Sony may sell retail outfits
Sony Corp, the world's second-biggest consumer electronics maker, may sell some of its retail-related businesses as it focuses on reviving its unprofitable electronics unit, which accounts for about 70 percent of sales. "We are looking for an outside alliance to make these retail-related businesses independent and strengthen their competitiveness," Sony spokesman Kei Sakaguchi said. Sony is in the final stages of negotiations to sell more than 50 percent of four subsidiaries that sell cosmetics, household goods, and operate restaurants and a mail-order company, the Nihon Keizai newspaper said without citing anyone. Nikko Principal Investments Japan Ltd and MKS Partners Ltd are possible buyers, the paper said. Sony is reportedly looking to sell part of its import-retail shop Sony Plaza Co, cosmetics maker B&C Laboratories Inc, restaurant chain Maxim's de Paris Corp and mail-order company Sony Family Club Inc.
KEB joins US boycott
Korea Exchange Bank (KEB), South Korea's fifth-largest bank, said on Friday that it cut ties with Macau's Banco Delta Asia, which Washington has accused of laundering money for North Korea. The South Korean bank said in a statement that it ended foreign-exchange transactions with the Macau bank on Feb. 1 as "a pre-emptive" step to protect itself from possible US sanctions. KEB has become the first South Korean financial institution to join US financial restrictions imposed in September on Banco Delta Asia. The US Treasury Department called the Macau bank "a willing pawn for the North Korean government" and said its clients were involved in smuggling and counterfeiting.
Tokyo, Seoul up crisis fund
Japan and South Korea's finance ministers yesterday agreed to more than double the amount available for a currency-swap framework to US$15 billion to help each other in case of a financial crisis. Japanese Finance Minister Sadakazu Tanigaki and Han Duck-soo, South Korea's deputy premier and finance and economy minister, reached the agreement in the first annual, bilateral finance ministers' meeting, a Japanese official said. Under the deal, Japan would extend as much as US$10 billion to South Korea, which in turn promised to release as much as US$5 billion to Japan in a case of financial emergency, such as a currency crisis, the official said. The changes would be made official possibly later this month, he said. Currently, Japan has promised to give as much as US$7 billion to South Korea when a financial crisis hits Asia, but there was no agreement for Japan to receive funds from Seoul.
UK insolvencies hit new high

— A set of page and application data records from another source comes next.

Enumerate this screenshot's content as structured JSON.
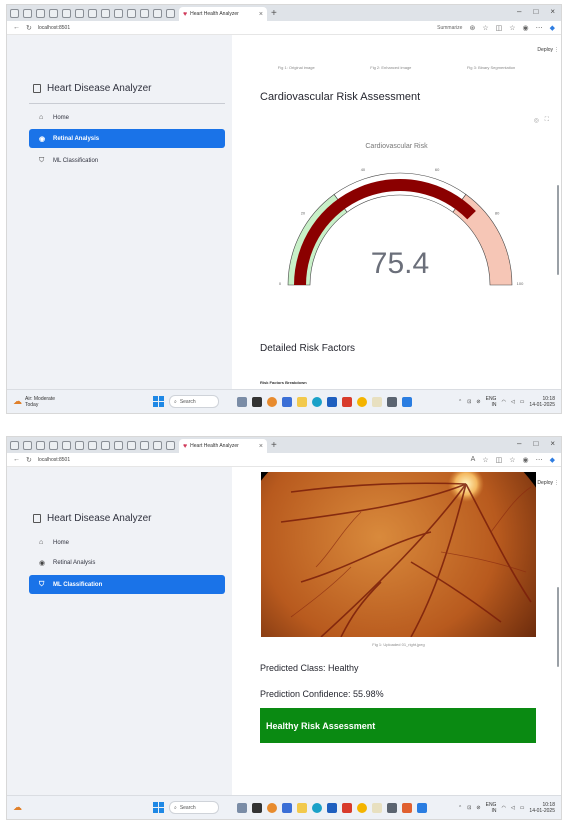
{
  "browser": {
    "tab_title": "Heart Health Analyzer",
    "tab_close": "×",
    "new_tab": "+",
    "url": "localhost:8501",
    "summarize_label": "Summarize",
    "win_minimize": "–",
    "win_maximize": "□",
    "win_close": "×"
  },
  "app": {
    "title": "Heart Disease Analyzer",
    "deploy_label": "Deploy",
    "nav": [
      {
        "label": "Home",
        "icon": "home-icon"
      },
      {
        "label": "Retinal Analysis",
        "icon": "eye-icon"
      },
      {
        "label": "ML Classification",
        "icon": "shield-icon"
      }
    ]
  },
  "screen1": {
    "active_nav": "Retinal Analysis",
    "image_captions": [
      "Fig 1: Original image",
      "Fig 2: Enhanced image",
      "Fig 3: Binary Segmentation"
    ],
    "section_title": "Cardiovascular Risk Assessment",
    "gauge": {
      "title": "Cardiovascular Risk",
      "value": 75.4,
      "value_text": "75.4",
      "min": 0,
      "max": 100,
      "bands": [
        {
          "from": 0,
          "to": 30,
          "color": "#c8f0c8"
        },
        {
          "from": 30,
          "to": 70,
          "color": "#ffffff"
        },
        {
          "from": 70,
          "to": 100,
          "color": "#f6c6b6"
        }
      ],
      "bar_color": "#8b0000",
      "tick_labels": [
        "0",
        "20",
        "40",
        "60",
        "80",
        "100"
      ]
    },
    "details_title": "Detailed Risk Factors",
    "details_sub": "Risk Factors Breakdown"
  },
  "screen2": {
    "active_nav": "ML Classification",
    "figure_caption": "Fig 1: Uploaded 01_right.jpeg",
    "predicted_class": "Predicted Class: Healthy",
    "prediction_confidence": "Prediction Confidence: 55.98%",
    "assessment_banner": "Healthy Risk Assessment"
  },
  "taskbar": {
    "weather_line1": "Air: Moderate",
    "weather_line2": "Today",
    "search_placeholder": "Search",
    "language": "ENG",
    "language_sub": "IN",
    "time1": "10:18",
    "date1": "14-01-2025",
    "time2": "10:18",
    "date2": "14-01-2025"
  }
}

The number of Britons becoming insolvent soared to its highest level since records began in the 1960s, according to UK government figures released on Friday. More than 20,400 people in the UK went insolvent during the final three months of last year, rising 15 percent more than the last previous three months. During the period, 13,501 people went bankrupt, nearly 11 percent more than in the previous three months and 57 percent higher than the same period in 2004, the UK Insolvency Service said. The number of people taking out Individual Voluntary Arrangements (IVAs), a form of personal bankruptcy, more than doubled in the past year to 6,960. Under IVAs, individuals agree to repay a set amount each month in exchange for interest on their debts being frozen.